====== Data supplied

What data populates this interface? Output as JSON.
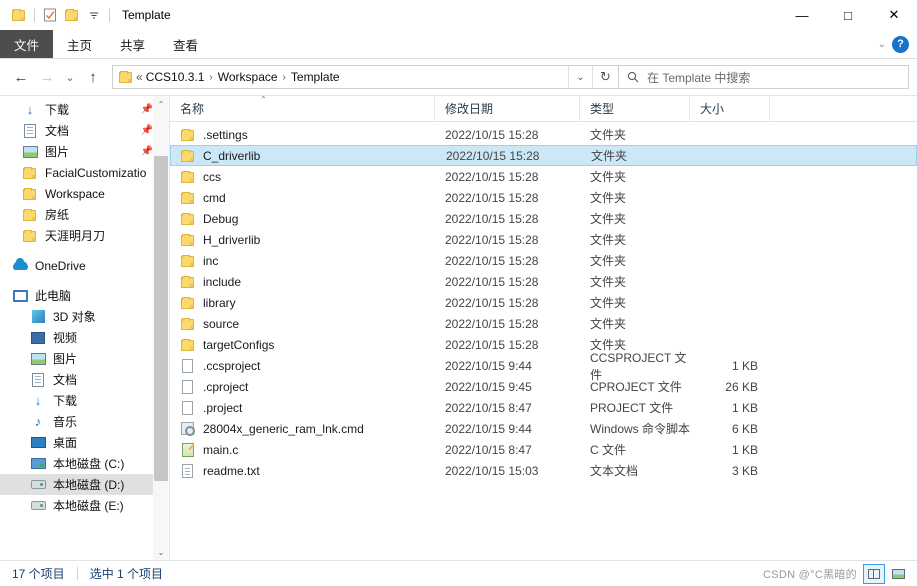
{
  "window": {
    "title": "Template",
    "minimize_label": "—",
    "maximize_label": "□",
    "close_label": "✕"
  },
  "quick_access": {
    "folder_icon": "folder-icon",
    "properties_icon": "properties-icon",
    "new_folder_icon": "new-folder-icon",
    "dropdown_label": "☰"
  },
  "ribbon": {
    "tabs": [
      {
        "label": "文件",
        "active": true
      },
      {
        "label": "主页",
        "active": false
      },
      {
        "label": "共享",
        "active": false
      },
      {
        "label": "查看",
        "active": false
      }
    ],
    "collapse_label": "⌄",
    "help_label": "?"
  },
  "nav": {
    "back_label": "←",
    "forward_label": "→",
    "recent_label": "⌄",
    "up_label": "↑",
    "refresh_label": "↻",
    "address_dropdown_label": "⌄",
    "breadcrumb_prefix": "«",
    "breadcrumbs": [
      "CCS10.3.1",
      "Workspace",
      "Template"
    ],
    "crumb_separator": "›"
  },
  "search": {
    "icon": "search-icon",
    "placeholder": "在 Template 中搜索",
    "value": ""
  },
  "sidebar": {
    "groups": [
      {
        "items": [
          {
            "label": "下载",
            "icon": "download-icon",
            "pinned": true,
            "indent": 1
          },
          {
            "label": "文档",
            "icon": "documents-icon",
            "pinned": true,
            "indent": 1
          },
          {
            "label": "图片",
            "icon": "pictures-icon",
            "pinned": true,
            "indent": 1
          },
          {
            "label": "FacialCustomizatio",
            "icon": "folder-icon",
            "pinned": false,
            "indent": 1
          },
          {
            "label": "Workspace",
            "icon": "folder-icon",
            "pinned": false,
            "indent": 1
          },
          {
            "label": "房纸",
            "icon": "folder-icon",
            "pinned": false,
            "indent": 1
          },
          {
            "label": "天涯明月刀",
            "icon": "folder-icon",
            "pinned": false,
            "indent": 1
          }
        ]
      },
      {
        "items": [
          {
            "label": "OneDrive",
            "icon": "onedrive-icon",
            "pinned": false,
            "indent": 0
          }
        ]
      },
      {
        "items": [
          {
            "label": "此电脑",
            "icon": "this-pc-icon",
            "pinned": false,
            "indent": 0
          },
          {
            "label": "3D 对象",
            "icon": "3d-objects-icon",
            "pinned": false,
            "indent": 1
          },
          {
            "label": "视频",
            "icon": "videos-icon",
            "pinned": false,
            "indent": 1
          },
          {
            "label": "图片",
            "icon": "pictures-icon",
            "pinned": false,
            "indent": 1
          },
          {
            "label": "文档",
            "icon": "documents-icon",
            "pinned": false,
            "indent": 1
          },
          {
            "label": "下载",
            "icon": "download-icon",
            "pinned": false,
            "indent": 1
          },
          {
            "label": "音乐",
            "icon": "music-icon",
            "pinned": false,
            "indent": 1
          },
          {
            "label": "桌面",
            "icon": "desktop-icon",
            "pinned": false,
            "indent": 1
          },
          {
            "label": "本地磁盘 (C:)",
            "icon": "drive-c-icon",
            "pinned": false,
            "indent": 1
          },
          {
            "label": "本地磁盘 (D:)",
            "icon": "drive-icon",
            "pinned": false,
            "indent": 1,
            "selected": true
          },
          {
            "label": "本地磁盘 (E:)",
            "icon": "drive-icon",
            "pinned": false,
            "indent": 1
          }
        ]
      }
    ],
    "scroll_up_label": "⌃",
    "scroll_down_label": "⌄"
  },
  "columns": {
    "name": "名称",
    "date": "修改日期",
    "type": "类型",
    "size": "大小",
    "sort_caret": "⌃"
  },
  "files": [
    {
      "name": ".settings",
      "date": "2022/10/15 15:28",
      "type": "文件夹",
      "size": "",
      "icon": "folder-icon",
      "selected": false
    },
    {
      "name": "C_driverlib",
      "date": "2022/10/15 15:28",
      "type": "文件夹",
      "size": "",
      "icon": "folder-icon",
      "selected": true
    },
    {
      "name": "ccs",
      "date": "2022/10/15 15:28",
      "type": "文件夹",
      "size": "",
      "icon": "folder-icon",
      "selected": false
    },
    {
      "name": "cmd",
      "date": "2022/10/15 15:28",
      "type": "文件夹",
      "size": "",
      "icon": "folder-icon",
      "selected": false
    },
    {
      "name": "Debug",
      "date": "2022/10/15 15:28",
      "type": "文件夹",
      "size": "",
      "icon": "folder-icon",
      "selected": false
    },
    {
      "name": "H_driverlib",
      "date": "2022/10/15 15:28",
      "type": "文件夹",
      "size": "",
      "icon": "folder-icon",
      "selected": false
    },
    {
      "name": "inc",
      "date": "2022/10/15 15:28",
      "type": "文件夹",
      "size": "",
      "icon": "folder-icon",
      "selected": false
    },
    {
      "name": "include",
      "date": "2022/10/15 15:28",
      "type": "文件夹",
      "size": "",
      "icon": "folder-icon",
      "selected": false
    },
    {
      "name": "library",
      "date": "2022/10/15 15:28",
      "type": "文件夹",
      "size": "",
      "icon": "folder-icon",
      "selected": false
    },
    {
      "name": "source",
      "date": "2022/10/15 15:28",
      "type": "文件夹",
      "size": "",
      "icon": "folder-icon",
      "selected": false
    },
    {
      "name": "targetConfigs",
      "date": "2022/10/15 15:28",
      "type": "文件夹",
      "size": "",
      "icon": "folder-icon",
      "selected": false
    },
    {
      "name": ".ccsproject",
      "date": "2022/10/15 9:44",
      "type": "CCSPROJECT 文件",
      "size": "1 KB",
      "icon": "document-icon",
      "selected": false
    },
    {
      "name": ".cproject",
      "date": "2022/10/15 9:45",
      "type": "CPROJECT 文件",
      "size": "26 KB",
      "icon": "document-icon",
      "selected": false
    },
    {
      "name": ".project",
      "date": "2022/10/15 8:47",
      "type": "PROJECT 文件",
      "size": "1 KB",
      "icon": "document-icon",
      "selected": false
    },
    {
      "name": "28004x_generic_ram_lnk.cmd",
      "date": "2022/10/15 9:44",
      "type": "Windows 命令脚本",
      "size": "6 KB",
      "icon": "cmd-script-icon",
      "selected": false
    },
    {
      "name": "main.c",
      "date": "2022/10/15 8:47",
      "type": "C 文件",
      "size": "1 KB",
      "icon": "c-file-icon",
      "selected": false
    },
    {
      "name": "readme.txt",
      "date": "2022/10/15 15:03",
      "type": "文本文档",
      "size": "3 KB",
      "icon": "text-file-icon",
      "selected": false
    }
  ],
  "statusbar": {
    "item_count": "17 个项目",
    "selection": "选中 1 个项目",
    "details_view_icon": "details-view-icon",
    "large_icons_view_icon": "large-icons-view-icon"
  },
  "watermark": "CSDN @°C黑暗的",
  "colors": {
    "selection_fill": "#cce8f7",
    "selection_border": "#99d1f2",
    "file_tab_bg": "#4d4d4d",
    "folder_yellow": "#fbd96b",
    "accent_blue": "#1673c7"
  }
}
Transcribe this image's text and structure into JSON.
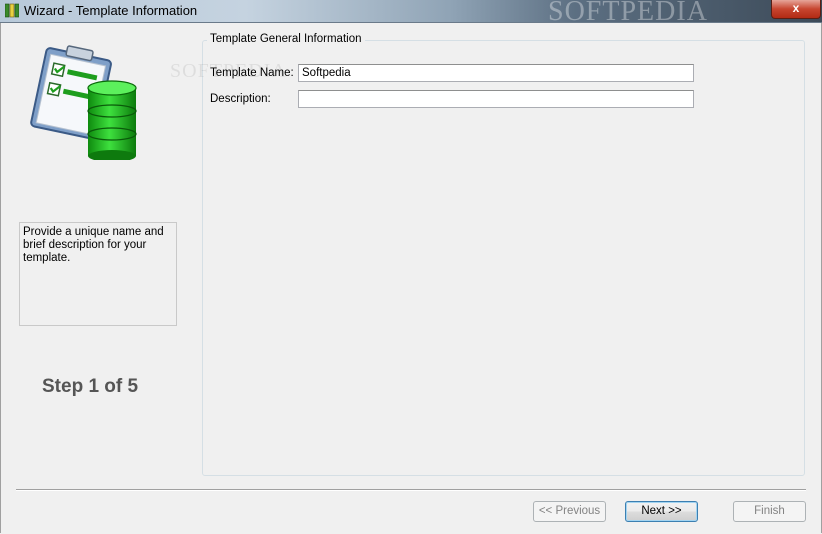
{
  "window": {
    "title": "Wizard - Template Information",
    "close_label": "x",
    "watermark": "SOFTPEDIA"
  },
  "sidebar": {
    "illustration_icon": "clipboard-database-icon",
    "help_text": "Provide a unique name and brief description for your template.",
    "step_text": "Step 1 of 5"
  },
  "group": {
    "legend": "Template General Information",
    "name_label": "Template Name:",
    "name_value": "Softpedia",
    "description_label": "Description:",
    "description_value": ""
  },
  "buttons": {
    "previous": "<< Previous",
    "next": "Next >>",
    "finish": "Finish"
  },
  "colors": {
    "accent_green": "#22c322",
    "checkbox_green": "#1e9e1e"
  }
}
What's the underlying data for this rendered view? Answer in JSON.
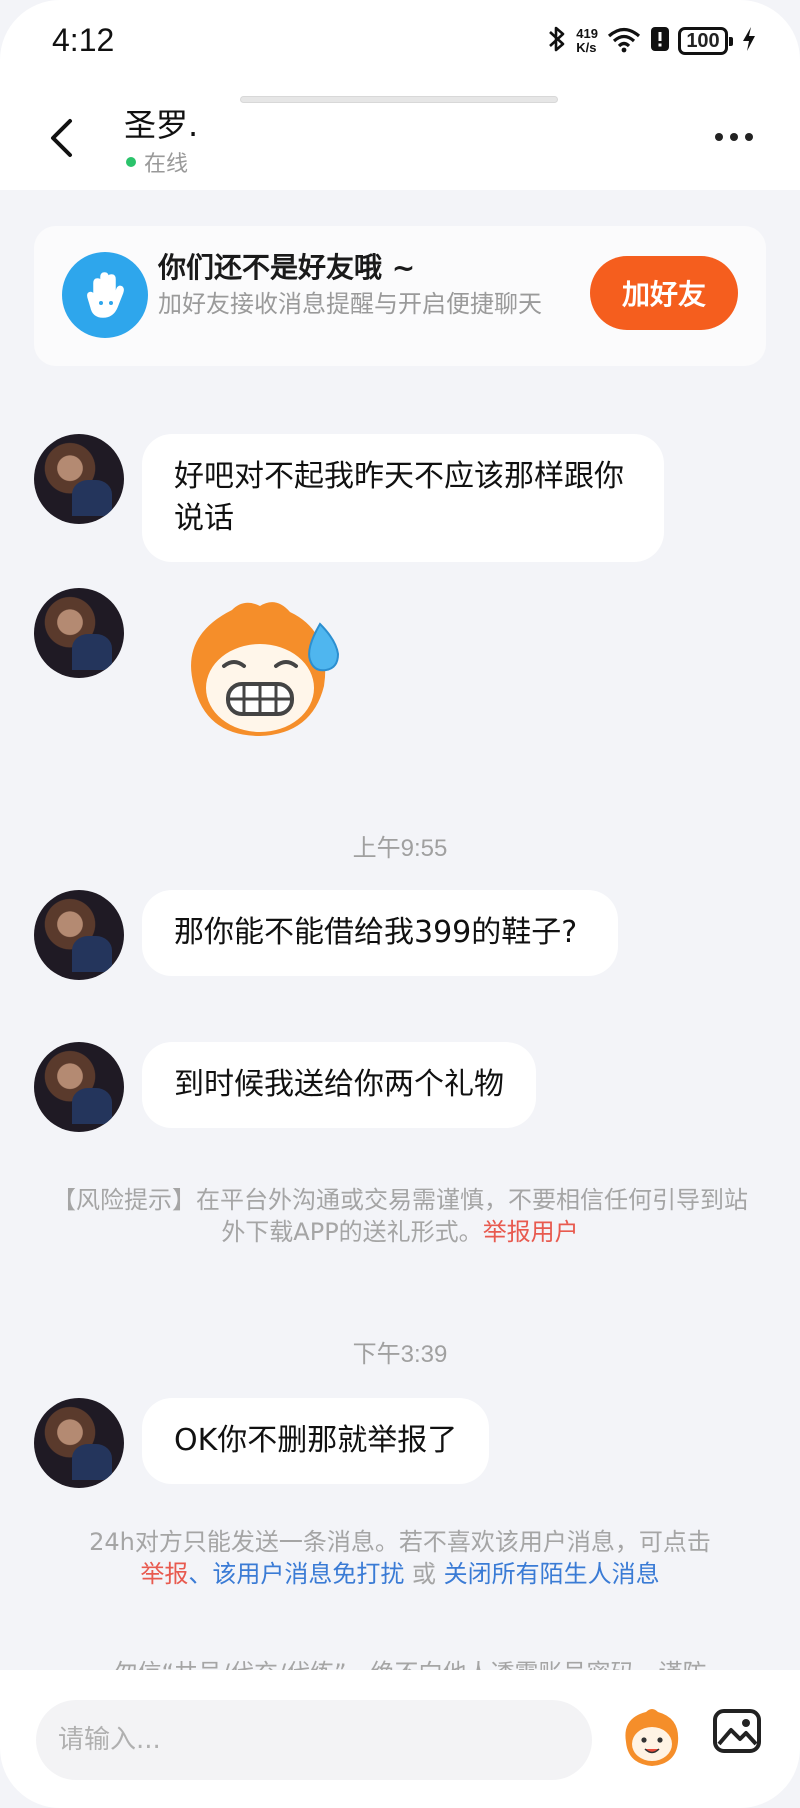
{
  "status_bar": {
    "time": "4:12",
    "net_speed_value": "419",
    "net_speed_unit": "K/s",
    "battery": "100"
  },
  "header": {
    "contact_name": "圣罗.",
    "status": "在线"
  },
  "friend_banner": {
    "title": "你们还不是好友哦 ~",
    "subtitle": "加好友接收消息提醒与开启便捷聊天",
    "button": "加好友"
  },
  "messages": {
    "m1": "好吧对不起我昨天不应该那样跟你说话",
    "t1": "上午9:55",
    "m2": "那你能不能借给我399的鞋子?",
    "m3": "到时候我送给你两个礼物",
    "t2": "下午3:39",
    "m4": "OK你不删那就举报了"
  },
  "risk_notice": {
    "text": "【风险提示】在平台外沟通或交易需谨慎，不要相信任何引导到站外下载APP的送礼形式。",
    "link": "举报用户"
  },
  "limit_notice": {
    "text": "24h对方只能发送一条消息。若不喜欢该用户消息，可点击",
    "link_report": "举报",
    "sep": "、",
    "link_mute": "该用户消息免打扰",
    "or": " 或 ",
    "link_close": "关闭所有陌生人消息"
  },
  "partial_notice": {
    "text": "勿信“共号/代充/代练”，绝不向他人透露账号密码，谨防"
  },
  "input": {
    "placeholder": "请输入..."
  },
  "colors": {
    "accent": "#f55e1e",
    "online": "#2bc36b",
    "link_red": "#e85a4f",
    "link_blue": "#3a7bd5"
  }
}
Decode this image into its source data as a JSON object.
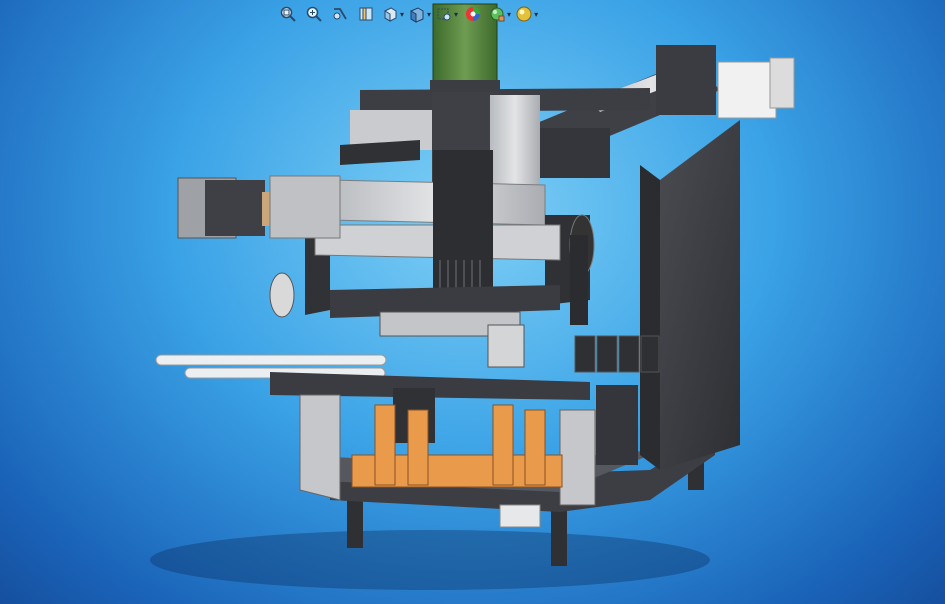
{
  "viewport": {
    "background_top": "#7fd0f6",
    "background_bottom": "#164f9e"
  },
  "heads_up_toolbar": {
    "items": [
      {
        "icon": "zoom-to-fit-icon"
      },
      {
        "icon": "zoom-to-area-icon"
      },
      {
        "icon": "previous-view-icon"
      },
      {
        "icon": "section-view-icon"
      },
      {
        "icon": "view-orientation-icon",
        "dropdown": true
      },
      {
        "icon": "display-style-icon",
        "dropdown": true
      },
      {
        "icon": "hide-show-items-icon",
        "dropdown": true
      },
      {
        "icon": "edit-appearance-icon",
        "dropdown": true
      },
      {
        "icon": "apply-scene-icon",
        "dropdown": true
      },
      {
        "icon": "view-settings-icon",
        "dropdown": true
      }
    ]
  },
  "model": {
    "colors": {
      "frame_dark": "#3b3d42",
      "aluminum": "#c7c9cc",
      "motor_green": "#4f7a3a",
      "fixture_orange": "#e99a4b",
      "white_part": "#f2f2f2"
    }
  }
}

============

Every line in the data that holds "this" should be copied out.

▶ **Written solution**:
What data populates this interface? Output as JSON.
            "icon": "this-pc-icon",
Transcribe this image's text and structure into JSON.
What's the underlying data for this rendered view? Answer in JSON.
Decode this image into its source data as a JSON object.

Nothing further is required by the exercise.